What I’ve learned during web development is that some clients do not feel comfortable sharing candid opinions or feedback. For understandable reasons, some of them might worry that if they are too direct in their feedback, it can offend a member of your team (if not you directly) and worse yet, start an adversarial relationship.
To create an open environment between you and the client so they feel they can talk to you about anything related to the project, it’s important that you hone your skills on how to understand exactly what a client is trying to convey to you. I’ve found that many communication breakdowns center around two popular break-up lines.
It’s Not You It’s Me (But is it Done Yet?)
Once a client has made a decision to move forward on a project, it’s important to them that it get done quickly. Unfortunately, something else that is not so uncommon is that the project initiation or completion is contingent on very specific information from your client, and you’ve yet to receive it. Inevitably you receive the apology email or phone call admitting the oversight, but concluding with the client politely opining that their oversight shouldn’t have held anything up.
I have found the best way to avoid hearing this break-up line is to review the entire project with the client in a kick-off meeting (preferably over Starbucks drinks) outlining what you need from them, why, and when you need it. This helps empower them with information that helps them set realistic expectations.
I Need to Focus on My Career Right Now (But Seriously, is it Done Yet?)
Some of your clients may have very little time to engage effectively with you or your team due to their busy schedule so trying to set review meetings or discussions can be very challenging.

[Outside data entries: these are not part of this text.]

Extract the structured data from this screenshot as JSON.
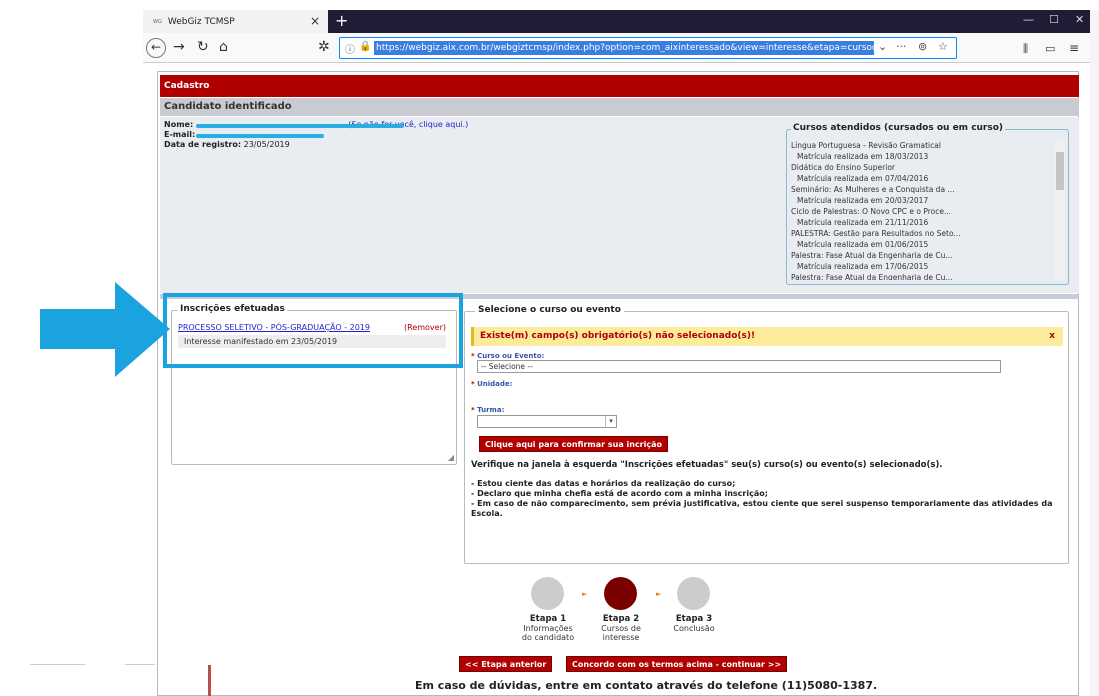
{
  "browser": {
    "tab_title": "WebGiz TCMSP",
    "tab_favicon_text": "WG",
    "url": "https://webgiz.aix.com.br/webgiztcmsp/index.php?option=com_aixinteressado&view=interesse&etapa=cursodeintere"
  },
  "header": {
    "section": "Cadastro",
    "subsection": "Candidato identificado"
  },
  "candidate": {
    "name_label": "Nome:",
    "not_you_link": "(Se não for você, clique aqui.)",
    "email_label": "E-mail:",
    "reg_label": "Data de registro:",
    "reg_date": "23/05/2019"
  },
  "courses": {
    "title": "Cursos atendidos (cursados ou em curso)",
    "items": [
      {
        "name": "Língua Portuguesa - Revisão Gramatical",
        "info": "Matrícula realizada em 18/03/2013"
      },
      {
        "name": "Didática do Ensino Superior",
        "info": "Matrícula realizada em 07/04/2016"
      },
      {
        "name": "Seminário: As Mulheres e a Conquista da ...",
        "info": "Matrícula realizada em 20/03/2017"
      },
      {
        "name": "Ciclo de Palestras: O Novo CPC e o Proce...",
        "info": "Matrícula realizada em 21/11/2016"
      },
      {
        "name": "PALESTRA: Gestão para Resultados no Seto...",
        "info": "Matrícula realizada em 01/06/2015"
      },
      {
        "name": "Palestra: Fase Atual da Engenharia de Cu...",
        "info": "Matrícula realizada em 17/06/2015"
      },
      {
        "name": "Palestra: Fase Atual da Engenharia de Cu...",
        "info": ""
      }
    ]
  },
  "enrollments": {
    "title": "Inscrições efetuadas",
    "item": "PROCESSO SELETIVO - PÓS-GRADUAÇÃO - 2019",
    "remove": "(Remover)",
    "info": "Interesse manifestado em 23/05/2019"
  },
  "selector": {
    "title": "Selecione o curso ou evento",
    "alert": "Existe(m) campo(s) obrigatório(s) não selecionado(s)!",
    "alert_close": "x",
    "course_label": "Curso ou Evento:",
    "course_value": "-- Selecione --",
    "unit_label": "Unidade:",
    "class_label": "Turma:",
    "required_mark": "*",
    "confirm_button": "Clique aqui para confirmar sua incrição",
    "verify_text": "Verifique na janela à esquerda \"Inscrições efetuadas\" seu(s) curso(s) ou evento(s) selecionado(s).",
    "terms": [
      "- Estou ciente das datas e horários da realização do curso;",
      "- Declaro que minha chefia está de acordo com a minha inscrição;",
      "- Em caso de não comparecimento, sem prévia justificativa, estou ciente que serei suspenso temporariamente das atividades da Escola."
    ]
  },
  "steps": [
    {
      "title": "Etapa 1",
      "line1": "Informações",
      "line2": "do candidato"
    },
    {
      "title": "Etapa 2",
      "line1": "Cursos de",
      "line2": "interesse"
    },
    {
      "title": "Etapa 3",
      "line1": "Conclusão",
      "line2": ""
    }
  ],
  "navigation": {
    "prev": "<< Etapa anterior",
    "next": "Concordo com os termos acima - continuar >>"
  },
  "footer": "Em caso de dúvidas, entre em contato através do telefone (11)5080-1387.",
  "colors": {
    "brand_red": "#b00000",
    "step_active": "#7a0000",
    "highlight_blue": "#1aa3df"
  }
}
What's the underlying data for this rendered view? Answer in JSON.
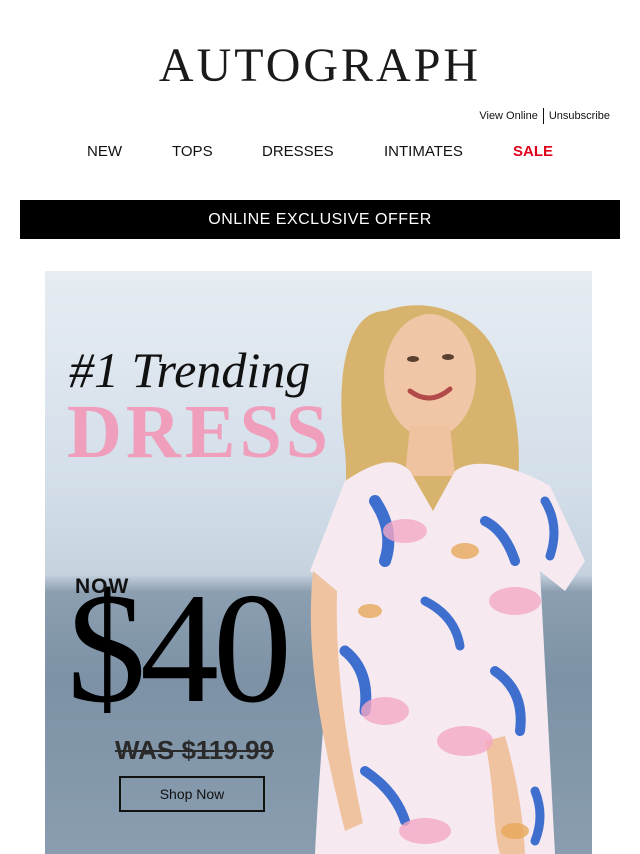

Being flexible and having processes or procedures already set-up to engage the client at very strategic points in the project are a big help. For example, if you can engage them almost entirely at the beginning of project, they can get back to work while you have everything you need to move forward. If you set-up your project steps in a certain order, you can easily stay engaged with clients through quick phone calls and emails so that their important feedback is received and the project moves forward without a hitch.
It’s important to remember that one of the most important aspects to building a healthy client relationship is making them feel comfortable enough to share their most honest and direct opinions. It may be challenging for you at times, but it’s always rewarding, and always an opportunity for growth.